This article originally appeared in the June 21, 2012, edition of the St. Louis Post-Dispatch.
During the school year, kids walk through the cafeteria line or open their lunch bag at the same time every day. But when summer vacation starts and kids are home alone, who is in charge of feeding them the right foods at the right times? Although many working parents leave their kids home alone during the summer, kids can still eat healthy and follow a routine schedule.
Some kids might be old enough to stay home alone during summer days, but it does not mean that they are always old enough to prepare appropriate meals for themselves. In fact, some meal preparations might be dangerous for kids to try, particularly those that involve using the oven or stove.
Parents can determine if their child is responsible enough to use the oven and stove, and this decision should be based more on a child’s maturity level than age. For those children who aren’t yet mature enough to use the stove, parents can prepare foods that can be reheated in a microwave and eaten throughout the day.
It is also important to teach children the basics about when, what and how much to eat to stay healthy. Creating a meal and snack routine is key to cultivating good eating habits. If a child is grazing all day, the child will not know when he or she is really hungry and can spoil important meals.
It is important for parents to create routines for their children, such as always eating lunch at noon with a snack sometime later. Parents should generally try to schedule snacks two hours in between meals and make sure the snack is just that, a snack. Nutritious snacks include an apple with peanut butter, yogurt, or a piece of fruit.

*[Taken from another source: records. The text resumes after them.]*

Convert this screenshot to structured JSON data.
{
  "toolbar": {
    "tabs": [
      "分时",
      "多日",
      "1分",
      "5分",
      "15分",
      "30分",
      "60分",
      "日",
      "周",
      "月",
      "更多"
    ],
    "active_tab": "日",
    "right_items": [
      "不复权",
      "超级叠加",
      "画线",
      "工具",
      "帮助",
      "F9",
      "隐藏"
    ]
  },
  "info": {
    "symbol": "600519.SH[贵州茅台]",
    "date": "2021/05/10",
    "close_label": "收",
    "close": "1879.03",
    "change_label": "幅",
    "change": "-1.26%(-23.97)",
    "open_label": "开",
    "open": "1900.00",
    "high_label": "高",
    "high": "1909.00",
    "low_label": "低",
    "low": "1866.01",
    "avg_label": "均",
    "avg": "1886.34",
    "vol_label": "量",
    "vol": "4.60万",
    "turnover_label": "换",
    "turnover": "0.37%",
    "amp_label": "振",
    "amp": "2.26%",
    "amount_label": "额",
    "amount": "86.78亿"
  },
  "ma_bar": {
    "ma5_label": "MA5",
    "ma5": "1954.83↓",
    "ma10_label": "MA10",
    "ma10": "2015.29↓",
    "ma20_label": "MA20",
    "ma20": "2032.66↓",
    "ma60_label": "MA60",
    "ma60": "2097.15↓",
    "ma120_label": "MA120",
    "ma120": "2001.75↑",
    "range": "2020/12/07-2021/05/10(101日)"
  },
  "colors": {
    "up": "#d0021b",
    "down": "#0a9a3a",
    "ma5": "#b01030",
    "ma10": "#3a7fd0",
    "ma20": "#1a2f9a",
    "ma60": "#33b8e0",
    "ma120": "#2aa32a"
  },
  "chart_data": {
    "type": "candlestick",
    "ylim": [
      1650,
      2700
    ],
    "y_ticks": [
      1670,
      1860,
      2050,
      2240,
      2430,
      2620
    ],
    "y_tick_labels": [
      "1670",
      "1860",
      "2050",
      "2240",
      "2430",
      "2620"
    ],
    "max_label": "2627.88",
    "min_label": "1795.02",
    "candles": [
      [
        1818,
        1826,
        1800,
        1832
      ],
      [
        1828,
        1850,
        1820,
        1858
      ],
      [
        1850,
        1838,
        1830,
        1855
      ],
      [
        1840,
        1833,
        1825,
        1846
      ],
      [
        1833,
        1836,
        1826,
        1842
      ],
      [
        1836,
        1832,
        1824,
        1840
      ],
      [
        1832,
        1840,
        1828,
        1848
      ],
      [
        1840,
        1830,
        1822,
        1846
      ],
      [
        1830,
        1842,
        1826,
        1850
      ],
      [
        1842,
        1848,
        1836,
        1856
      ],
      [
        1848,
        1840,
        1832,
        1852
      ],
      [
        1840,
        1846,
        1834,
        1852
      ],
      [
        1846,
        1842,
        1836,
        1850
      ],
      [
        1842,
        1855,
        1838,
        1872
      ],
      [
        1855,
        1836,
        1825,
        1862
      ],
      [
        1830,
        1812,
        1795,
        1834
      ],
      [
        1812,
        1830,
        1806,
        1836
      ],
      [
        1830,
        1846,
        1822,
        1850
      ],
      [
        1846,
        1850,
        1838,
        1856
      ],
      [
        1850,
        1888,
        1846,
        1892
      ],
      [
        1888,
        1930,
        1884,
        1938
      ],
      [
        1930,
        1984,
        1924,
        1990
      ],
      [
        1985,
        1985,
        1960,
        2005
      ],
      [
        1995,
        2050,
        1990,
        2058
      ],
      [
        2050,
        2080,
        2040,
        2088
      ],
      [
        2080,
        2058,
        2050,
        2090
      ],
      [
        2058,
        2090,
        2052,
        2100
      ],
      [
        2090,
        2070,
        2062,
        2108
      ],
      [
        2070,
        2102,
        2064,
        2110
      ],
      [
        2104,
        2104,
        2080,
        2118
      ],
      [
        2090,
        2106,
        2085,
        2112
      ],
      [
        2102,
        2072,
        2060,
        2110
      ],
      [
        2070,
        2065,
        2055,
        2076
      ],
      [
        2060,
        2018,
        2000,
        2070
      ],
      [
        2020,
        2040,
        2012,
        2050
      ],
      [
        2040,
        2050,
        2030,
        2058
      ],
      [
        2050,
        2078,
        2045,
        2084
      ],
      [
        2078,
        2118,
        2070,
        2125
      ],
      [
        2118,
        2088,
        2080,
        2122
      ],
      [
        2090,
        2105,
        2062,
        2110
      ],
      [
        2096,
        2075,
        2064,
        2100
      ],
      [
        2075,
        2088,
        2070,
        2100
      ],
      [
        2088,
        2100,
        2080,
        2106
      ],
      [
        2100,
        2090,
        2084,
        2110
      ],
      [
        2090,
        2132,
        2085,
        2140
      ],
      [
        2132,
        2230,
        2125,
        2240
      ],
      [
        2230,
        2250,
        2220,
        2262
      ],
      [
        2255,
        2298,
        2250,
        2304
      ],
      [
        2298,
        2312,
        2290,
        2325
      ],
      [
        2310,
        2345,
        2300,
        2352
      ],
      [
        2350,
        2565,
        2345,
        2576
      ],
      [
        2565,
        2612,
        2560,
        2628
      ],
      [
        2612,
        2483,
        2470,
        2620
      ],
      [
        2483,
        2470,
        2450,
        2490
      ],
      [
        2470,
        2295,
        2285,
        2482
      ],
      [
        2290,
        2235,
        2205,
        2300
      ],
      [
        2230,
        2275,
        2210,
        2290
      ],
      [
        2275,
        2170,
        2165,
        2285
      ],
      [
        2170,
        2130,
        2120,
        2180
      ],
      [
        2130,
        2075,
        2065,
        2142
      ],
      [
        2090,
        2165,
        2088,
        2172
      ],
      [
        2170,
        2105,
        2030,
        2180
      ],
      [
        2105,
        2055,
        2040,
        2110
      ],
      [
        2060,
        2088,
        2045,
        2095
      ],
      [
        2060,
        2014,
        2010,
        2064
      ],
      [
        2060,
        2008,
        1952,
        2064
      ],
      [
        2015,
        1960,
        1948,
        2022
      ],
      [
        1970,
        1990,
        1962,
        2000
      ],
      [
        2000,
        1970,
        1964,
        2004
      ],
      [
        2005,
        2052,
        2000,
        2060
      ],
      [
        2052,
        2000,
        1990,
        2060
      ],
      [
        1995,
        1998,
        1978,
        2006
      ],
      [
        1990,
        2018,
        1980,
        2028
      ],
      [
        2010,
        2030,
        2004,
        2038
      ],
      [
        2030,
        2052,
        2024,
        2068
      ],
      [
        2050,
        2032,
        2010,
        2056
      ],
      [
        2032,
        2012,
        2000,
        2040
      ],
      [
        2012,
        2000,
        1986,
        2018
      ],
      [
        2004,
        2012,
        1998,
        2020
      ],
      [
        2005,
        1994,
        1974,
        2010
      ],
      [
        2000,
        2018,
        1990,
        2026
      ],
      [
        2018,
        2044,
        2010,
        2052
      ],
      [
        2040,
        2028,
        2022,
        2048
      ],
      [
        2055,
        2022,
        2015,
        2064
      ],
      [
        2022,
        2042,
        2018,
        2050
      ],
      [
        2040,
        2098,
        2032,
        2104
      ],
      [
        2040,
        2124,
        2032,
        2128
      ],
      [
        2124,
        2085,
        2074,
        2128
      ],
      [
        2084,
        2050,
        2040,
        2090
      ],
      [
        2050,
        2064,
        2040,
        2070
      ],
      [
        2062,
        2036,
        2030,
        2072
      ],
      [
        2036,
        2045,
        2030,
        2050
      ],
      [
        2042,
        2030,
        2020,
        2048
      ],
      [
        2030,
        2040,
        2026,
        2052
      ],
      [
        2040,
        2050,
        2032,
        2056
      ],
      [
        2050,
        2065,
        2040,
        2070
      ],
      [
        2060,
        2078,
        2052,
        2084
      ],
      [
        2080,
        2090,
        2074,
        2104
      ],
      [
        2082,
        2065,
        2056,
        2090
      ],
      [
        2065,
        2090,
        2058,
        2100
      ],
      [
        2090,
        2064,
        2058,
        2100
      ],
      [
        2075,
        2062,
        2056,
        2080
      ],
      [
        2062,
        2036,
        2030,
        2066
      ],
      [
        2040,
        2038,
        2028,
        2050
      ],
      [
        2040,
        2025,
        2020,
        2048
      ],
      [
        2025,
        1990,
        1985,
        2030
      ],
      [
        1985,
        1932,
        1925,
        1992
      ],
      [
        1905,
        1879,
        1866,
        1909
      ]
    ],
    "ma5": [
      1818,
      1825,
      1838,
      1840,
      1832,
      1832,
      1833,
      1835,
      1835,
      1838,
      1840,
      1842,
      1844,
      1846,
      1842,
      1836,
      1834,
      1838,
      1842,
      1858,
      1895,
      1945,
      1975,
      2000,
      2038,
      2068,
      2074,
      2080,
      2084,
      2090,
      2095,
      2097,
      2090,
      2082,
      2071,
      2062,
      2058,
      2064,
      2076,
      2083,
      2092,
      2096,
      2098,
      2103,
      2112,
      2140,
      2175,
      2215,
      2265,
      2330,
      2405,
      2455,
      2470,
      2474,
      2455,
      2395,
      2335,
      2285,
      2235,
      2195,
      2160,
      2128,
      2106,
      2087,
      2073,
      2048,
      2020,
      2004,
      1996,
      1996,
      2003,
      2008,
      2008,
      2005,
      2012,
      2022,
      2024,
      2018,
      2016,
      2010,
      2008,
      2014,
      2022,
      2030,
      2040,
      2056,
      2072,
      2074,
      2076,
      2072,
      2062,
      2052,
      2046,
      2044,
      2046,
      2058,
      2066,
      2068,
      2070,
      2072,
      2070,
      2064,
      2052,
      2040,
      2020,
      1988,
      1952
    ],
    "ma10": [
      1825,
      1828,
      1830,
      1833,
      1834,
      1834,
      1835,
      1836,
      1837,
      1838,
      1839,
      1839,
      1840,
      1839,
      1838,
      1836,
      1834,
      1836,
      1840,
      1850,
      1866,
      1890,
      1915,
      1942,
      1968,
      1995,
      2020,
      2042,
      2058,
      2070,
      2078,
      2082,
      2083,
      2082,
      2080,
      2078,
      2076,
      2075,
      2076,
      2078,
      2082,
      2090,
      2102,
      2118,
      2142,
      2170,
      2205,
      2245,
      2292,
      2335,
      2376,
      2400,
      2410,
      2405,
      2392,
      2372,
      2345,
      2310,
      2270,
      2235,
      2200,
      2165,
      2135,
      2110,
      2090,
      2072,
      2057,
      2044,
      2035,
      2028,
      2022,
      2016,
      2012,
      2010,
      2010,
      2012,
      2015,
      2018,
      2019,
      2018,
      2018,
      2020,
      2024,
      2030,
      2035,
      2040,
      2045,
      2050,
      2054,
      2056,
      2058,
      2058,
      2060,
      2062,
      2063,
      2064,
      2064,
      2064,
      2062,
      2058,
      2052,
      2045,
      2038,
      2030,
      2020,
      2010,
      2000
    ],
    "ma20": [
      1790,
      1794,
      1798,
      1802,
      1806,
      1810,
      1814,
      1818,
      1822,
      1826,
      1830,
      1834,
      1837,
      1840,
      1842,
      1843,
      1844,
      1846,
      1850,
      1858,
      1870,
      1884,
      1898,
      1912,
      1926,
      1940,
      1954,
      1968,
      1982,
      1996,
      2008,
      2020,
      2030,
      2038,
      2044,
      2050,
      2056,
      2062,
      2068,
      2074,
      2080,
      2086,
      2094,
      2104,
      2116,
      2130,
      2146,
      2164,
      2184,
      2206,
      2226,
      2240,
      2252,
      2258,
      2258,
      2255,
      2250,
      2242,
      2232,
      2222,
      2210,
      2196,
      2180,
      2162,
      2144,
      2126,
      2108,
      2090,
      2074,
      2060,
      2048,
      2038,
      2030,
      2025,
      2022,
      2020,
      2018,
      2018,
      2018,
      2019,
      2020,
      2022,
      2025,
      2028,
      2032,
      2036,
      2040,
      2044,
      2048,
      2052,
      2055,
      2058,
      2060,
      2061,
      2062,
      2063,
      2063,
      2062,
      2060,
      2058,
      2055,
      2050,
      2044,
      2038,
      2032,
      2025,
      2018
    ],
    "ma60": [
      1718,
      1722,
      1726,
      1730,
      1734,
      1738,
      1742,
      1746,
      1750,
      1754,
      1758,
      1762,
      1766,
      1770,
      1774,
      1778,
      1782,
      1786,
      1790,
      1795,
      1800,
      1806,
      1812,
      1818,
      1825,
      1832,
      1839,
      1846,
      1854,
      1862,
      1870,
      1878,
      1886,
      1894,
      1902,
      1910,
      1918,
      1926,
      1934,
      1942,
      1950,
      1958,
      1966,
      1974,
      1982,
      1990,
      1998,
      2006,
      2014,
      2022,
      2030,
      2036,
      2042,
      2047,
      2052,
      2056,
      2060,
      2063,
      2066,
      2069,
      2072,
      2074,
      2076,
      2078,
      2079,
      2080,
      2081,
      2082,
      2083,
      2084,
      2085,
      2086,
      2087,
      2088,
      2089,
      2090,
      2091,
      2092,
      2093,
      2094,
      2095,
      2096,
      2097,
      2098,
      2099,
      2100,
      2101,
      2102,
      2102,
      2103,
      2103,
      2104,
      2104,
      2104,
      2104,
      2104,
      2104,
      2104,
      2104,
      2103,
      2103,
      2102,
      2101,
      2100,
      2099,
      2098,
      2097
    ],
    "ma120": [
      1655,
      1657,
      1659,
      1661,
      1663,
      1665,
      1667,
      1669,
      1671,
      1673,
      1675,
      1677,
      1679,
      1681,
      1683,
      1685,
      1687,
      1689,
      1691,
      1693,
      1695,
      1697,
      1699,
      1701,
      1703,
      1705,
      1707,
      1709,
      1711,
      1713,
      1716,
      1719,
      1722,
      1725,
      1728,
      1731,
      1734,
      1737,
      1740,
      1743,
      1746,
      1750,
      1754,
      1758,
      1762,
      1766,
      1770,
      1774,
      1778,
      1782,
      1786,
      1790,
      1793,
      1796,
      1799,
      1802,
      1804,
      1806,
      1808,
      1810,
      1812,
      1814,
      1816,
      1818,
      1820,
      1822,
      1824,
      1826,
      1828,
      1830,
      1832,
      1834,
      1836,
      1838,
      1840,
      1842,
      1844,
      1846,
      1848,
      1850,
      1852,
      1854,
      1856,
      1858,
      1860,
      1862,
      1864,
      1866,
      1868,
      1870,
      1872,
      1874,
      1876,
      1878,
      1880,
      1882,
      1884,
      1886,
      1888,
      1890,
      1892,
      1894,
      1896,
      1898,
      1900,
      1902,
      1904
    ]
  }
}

Being a role model and purchasing food that is healthy will go a long way in shaping your child’s relationship with food.
“It’s about what’s available in the home,” said Kathryn Helling, clinical dietician at SSM Cardinal Glennon Children’s Medical Center. “If the parents want them to eat healthy things, they need to make those foods available. Try to minimize buying any foods that have a lot of calories but not a lot of nutrition.”
Parents can make snacks like potato chips or cookies a special treat, rather than a common snack or side to a meal. If available, parents should buy low-fat options such as low-fat cheese or low-fat ranch dressing. This allows kids to eat some of their favorite foods and consume fewer calories at the same time.
Parents can always find healthy snacks with great flavors. Instead of letting kids enjoy sugar-filled popsicles, parents and kids can freeze yogurt and enjoy it as a dessert. There are other homemade snacks such as trail mix that kids tend to enjoy that is a nutritious snack.
Just because some foods can be prepared quickly doesn’t mean they are always unhealthy. Parents can help guide their kids to eat healthy foods and set a routine that works with their schedules.
Dr. Bob Wilmott is Chief of Pediatrics at SSM Cardinal Glennon Children’s Medical Center and is a Professor of Pediatric Medicine at Saint Louis University School of Medicine. If you have a question about your child’s health, go to the “Ask Dr. Bob” section of the Cardinal Glennon website at www.cardinalglennon.com.